[Data about app and page elements]

============================================================

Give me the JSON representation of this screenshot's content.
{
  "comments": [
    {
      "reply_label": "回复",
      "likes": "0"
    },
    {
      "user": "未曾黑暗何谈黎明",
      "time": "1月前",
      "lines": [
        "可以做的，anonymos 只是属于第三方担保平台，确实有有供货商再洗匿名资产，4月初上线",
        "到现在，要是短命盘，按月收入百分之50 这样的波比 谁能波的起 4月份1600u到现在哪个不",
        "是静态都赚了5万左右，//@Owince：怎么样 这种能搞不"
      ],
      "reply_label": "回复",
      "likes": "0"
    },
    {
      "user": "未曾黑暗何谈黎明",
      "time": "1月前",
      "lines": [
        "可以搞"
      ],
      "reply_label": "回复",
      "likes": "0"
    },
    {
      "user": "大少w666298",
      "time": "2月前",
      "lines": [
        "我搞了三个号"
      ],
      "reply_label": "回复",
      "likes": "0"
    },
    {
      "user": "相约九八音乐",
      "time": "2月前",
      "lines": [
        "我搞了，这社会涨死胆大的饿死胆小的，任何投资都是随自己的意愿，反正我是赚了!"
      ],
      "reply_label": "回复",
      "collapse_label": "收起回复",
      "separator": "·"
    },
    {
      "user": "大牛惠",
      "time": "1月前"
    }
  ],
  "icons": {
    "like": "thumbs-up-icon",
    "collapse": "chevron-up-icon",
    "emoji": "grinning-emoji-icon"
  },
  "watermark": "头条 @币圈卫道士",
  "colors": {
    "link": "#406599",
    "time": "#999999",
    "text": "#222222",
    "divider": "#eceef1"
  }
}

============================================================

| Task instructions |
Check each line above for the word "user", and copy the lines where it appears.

| Solved problem |
      "user": "未曾黑暗何谈黎明",
      "user": "未曾黑暗何谈黎明",
      "user": "大少w666298",
      "user": "相约九八音乐",
      "user": "大牛惠",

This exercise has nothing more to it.